Preface.- The Need for and the Future of Adaptive Designs in Clinical Development.- Regulatory Guidance Documents on Adaptive Designs: an Industry Perspective.- A Commentary on the U.S. FDA Adaptive Design Draft Guidance and EMA Reflection Paper from a Regulatory Perspective and Regulatory Experiences.- Considerations and optimization of adaptive trial design in clinical development programs.- Optimal Cost-effective Go-No Go Decisions in Clinical Development.- Timing and frequency of interim analyses in confirmatory trials.- Approaches for optimal dose selection for adaptive design trials.- A Review of Available Software and Capabilities for Adaptive Designs.- Randomization Challenges in Adaptive Design Studies.- Response-adaptive randomization for clinical trials.- Implementing Adaptive Designs: Operational Considerations, Putting it all together.- Implementation Issues in Adaptive Design Trials.- Implementing Adaptive Designs; Using Technology to Protect Trial Integrity, Reduce Operational Bias, and Build Regulatory Trust.- Considerations for Interim Analyses in Adaptive Trials, and Perspectives on the Use of DMCs.- Approaches for Clinical Supply Modelling and Simulation.- Approaches for Patient Recruitment Modeling and Simulation.- A case study for adaptive trial design consideration and implementation.- Design Considerations for a Phase Ib Randomized, Placebo-Controlled, 4-Period Cross-over Adaptive Dose-Finding Clinical Trial.- Continual Reassessment Method for a First-In-Human Trial: From Design to Trial Implementation.- Practical Considerations for a Two-Stage Confirmatory Adaptive Clinical Trial Design and its Implementation: ADVENT Trial.
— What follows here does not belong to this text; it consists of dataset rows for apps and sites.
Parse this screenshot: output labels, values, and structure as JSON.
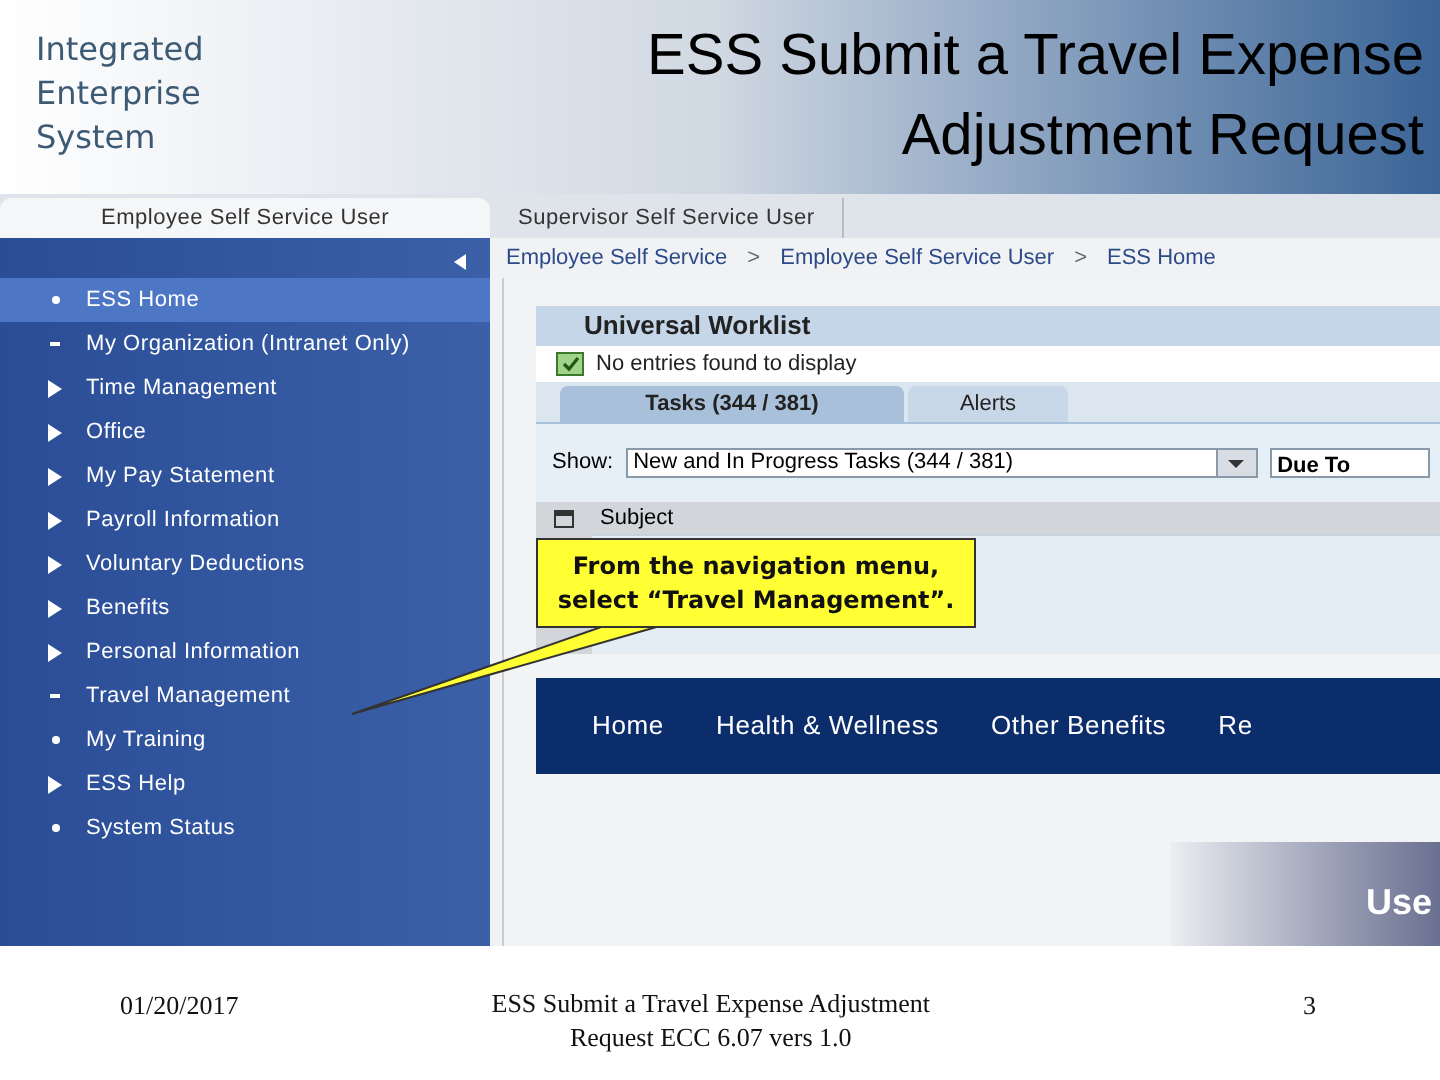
{
  "header": {
    "logo_lines": [
      "Integrated",
      "Enterprise",
      "System"
    ],
    "title_lines": [
      "ESS Submit a Travel Expense",
      "Adjustment Request"
    ]
  },
  "portal_tabs": [
    {
      "label": "Employee Self Service User",
      "selected": true
    },
    {
      "label": "Supervisor Self Service User",
      "selected": false
    }
  ],
  "sidebar": {
    "items": [
      {
        "label": "ESS Home",
        "kind": "bullet",
        "selected": true
      },
      {
        "label": "My Organization (Intranet Only)",
        "kind": "dash",
        "selected": false
      },
      {
        "label": "Time Management",
        "kind": "arrow",
        "selected": false
      },
      {
        "label": "Office",
        "kind": "arrow",
        "selected": false
      },
      {
        "label": "My Pay Statement",
        "kind": "arrow",
        "selected": false
      },
      {
        "label": "Payroll Information",
        "kind": "arrow",
        "selected": false
      },
      {
        "label": "Voluntary Deductions",
        "kind": "arrow",
        "selected": false
      },
      {
        "label": "Benefits",
        "kind": "arrow",
        "selected": false
      },
      {
        "label": "Personal Information",
        "kind": "arrow",
        "selected": false
      },
      {
        "label": "Travel Management",
        "kind": "dash",
        "selected": false
      },
      {
        "label": "My Training",
        "kind": "bullet",
        "selected": false
      },
      {
        "label": "ESS Help",
        "kind": "arrow",
        "selected": false
      },
      {
        "label": "System Status",
        "kind": "bullet",
        "selected": false
      }
    ]
  },
  "breadcrumb": [
    "Employee Self Service",
    "Employee Self Service User",
    "ESS Home"
  ],
  "breadcrumb_separator": ">",
  "worklist": {
    "title": "Universal Worklist",
    "message": "No entries found to display",
    "tabs": [
      {
        "label": "Tasks (344 / 381)",
        "selected": true
      },
      {
        "label": "Alerts",
        "selected": false
      }
    ],
    "show_label": "Show:",
    "show_value": "New and In Progress Tasks (344 / 381)",
    "column_2_value": "Due To",
    "column_header": "Subject"
  },
  "nav_bar": [
    "Home",
    "Health & Wellness",
    "Other Benefits",
    "Re"
  ],
  "banner_text": "Use",
  "callout": "From the navigation menu, select “Travel Management”.",
  "footer": {
    "date": "01/20/2017",
    "caption_lines": [
      "ESS Submit a Travel Expense Adjustment",
      "Request ECC 6.07 vers 1.0"
    ],
    "page": "3"
  }
}
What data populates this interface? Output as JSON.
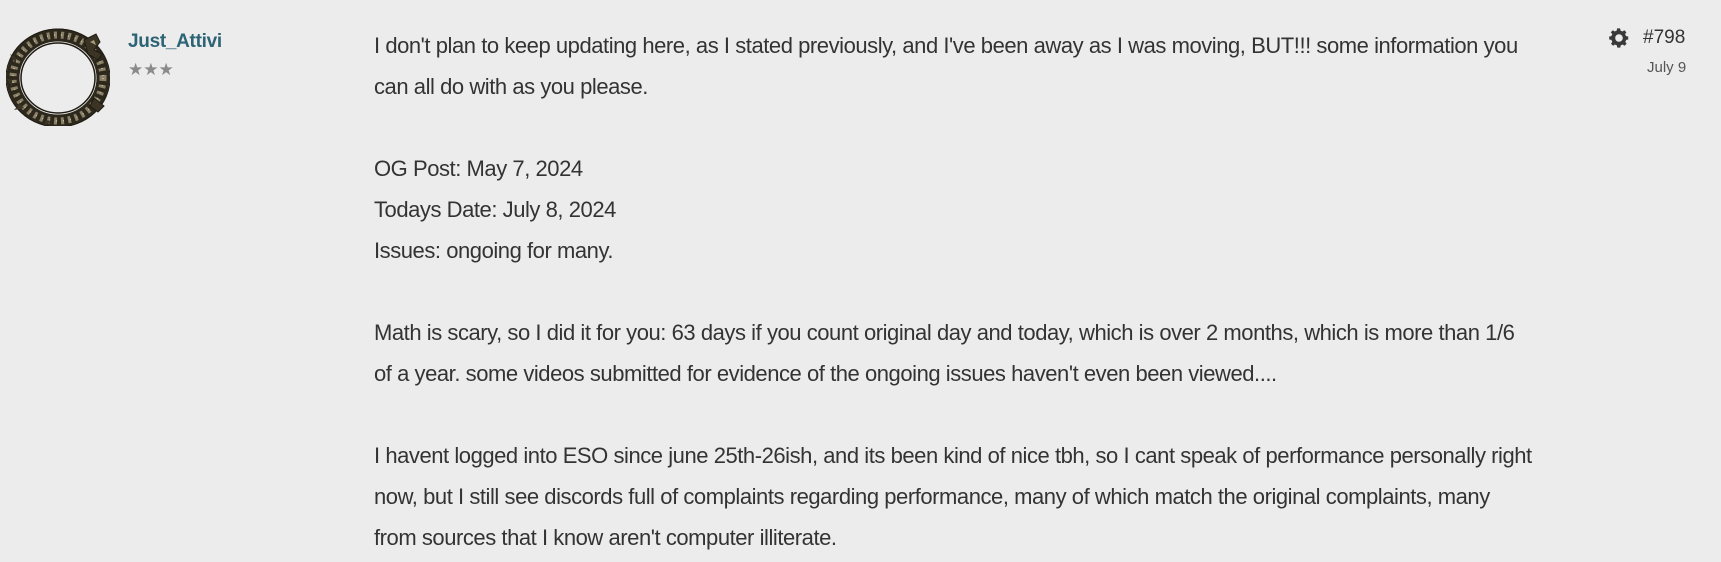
{
  "author": {
    "username": "Just_Attivi",
    "rank_stars": "★★★",
    "avatar": "elder-scrolls-ouroboros-avatar"
  },
  "post": {
    "number": "#798",
    "date": "July 9",
    "options_icon": "gear-icon",
    "paragraphs": [
      [
        "I don't plan to keep updating here, as I stated previously, and I've been away as I was moving, BUT!!! some information you",
        "can all do with as you please."
      ],
      [
        "OG Post: May 7, 2024",
        "Todays Date: July 8, 2024",
        "Issues: ongoing for many."
      ],
      [
        "Math is scary, so I did it for you: 63 days if you count original day and today, which is over 2 months, which is more than 1/6",
        "of a year. some videos submitted for evidence of the ongoing issues haven't even been viewed...."
      ],
      [
        "I havent logged into ESO since june 25th-26ish, and its been kind of nice tbh, so I cant speak of performance personally right",
        "now, but I still see discords full of complaints regarding performance, many of which match the original complaints, many",
        "from sources that I know aren't computer illiterate."
      ]
    ]
  }
}
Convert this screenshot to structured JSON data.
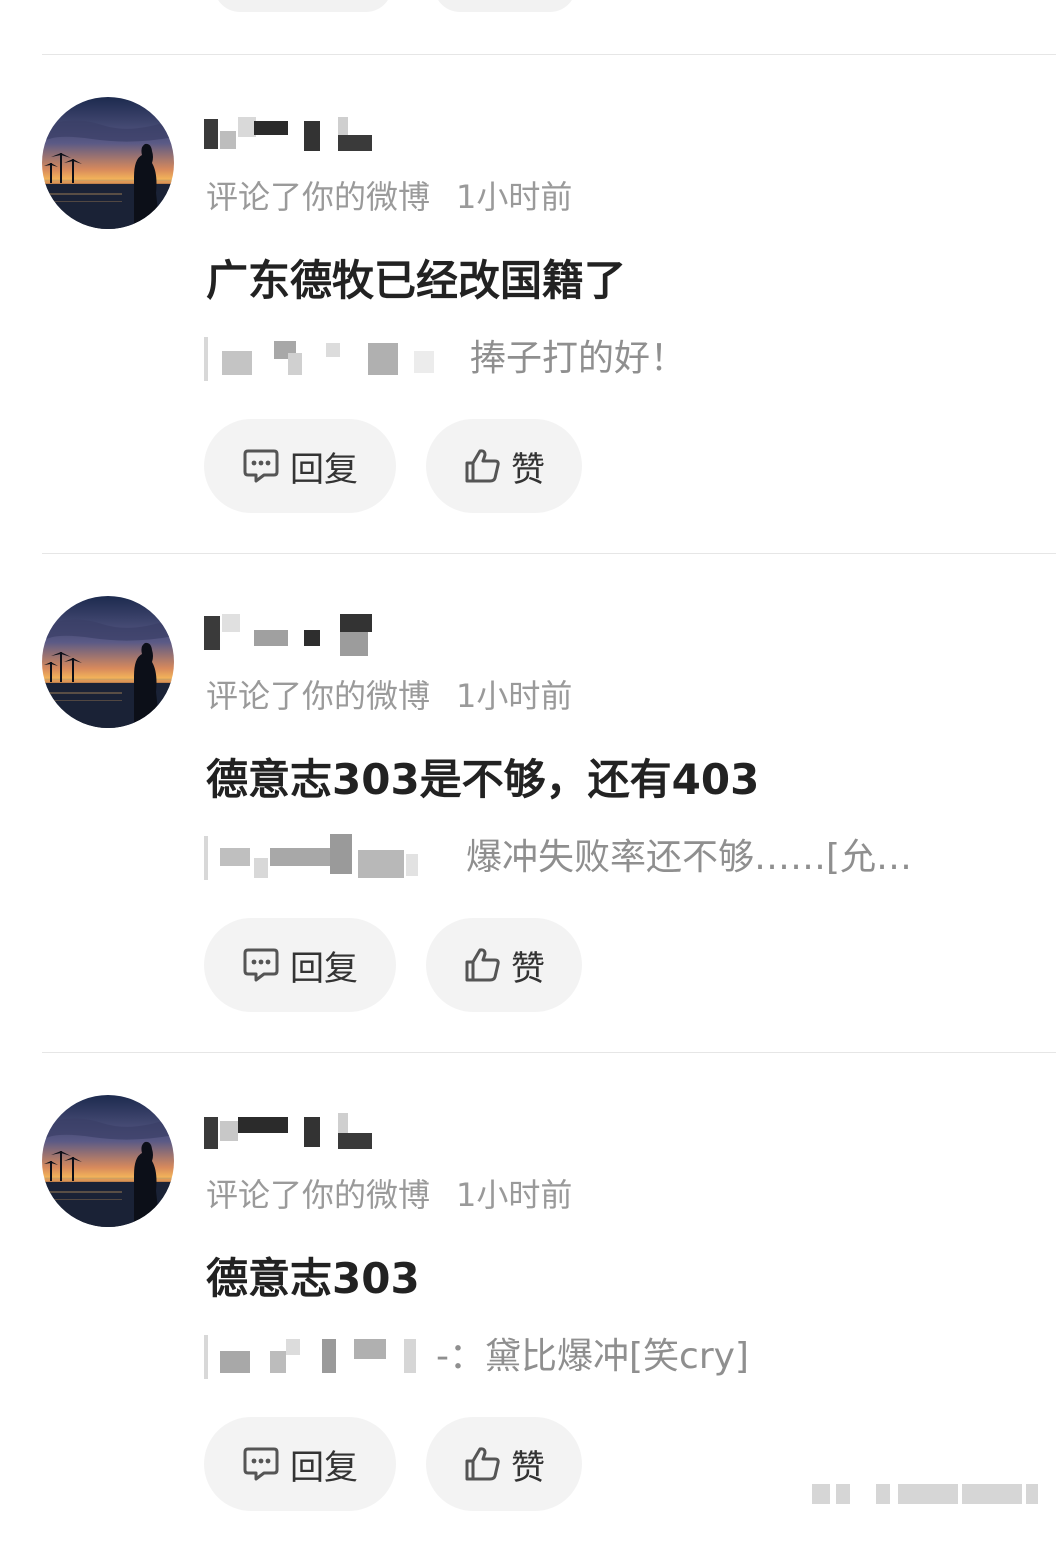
{
  "comments": [
    {
      "action": "评论了你的微博",
      "time": "1小时前",
      "content": "广东德牧已经改国籍了",
      "quoted_text": "捧子打的好！",
      "reply_label": "回复",
      "like_label": "赞"
    },
    {
      "action": "评论了你的微博",
      "time": "1小时前",
      "content": "德意志303是不够，还有403",
      "quoted_text": "爆冲失败率还不够……[允…",
      "reply_label": "回复",
      "like_label": "赞"
    },
    {
      "action": "评论了你的微博",
      "time": "1小时前",
      "content": "德意志303",
      "quoted_text": "-：黛比爆冲[笑cry]",
      "reply_label": "回复",
      "like_label": "赞"
    }
  ],
  "icons": {
    "reply": "comment-bubble-icon",
    "like": "thumbs-up-icon"
  },
  "colors": {
    "meta_text": "#9a9a9a",
    "button_bg": "#f3f3f3",
    "divider": "#e6e6e6"
  }
}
This edited volume is a definitive text on adaptive clinical trial designs from creation and customization to utilization. As this book covers the full spectrum of topics involved in the adaptive designs arena, it will serve as a valuable reference for researchers working in industry, government and academia. The target audience is anyone involved in the planning and execution of clinical trials, in particular, statisticians, clinicians, pharmacometricians, clinical operation specialists, drug supply managers, and infrastructure providers. In spite of the increased efficiency of adaptive trials in saving costs and time, ultimately getting drugs to patients sooner, their adoption in clinical development is still relatively low. One of the chief reasons is the higher complexity of adaptive design trials as compared to traditional trials. Barriers to the use of clinical trials with adaptive features include the concerns about the integrity of study design and conduct, the risk of regulatory non-acceptance, the need for an advanced infrastructure for complex randomization and clinical supply scenarios, change management for process and behavior modifications, extensive resource requirements for the planning and design of adaptive trials and the potential to relegate key decision makings to outside entities. There have been limited publications that address these practical considerations and recommend best practices and solutions. This book fills this publication gap, providing guidance on practical considerations for adaptive trial design and implementation. The book comprises three parts: Part I focuses on practical considerations from a design perspective, whereas Part II delineates practical considerations related to the implementation of adaptive trials. Putting it all together, Part III presents four illustrative case studies ranging from description and discussion of specific adaptive trial design considerations to the logistic and regulatory issues
Covers in detail design and implementation of the full scope of adaptive clinical trial designs
Examples of trial modeling and adaptive simulation are presented throughout
Statistical approaches for probability of success and optimal dose selection are provided as well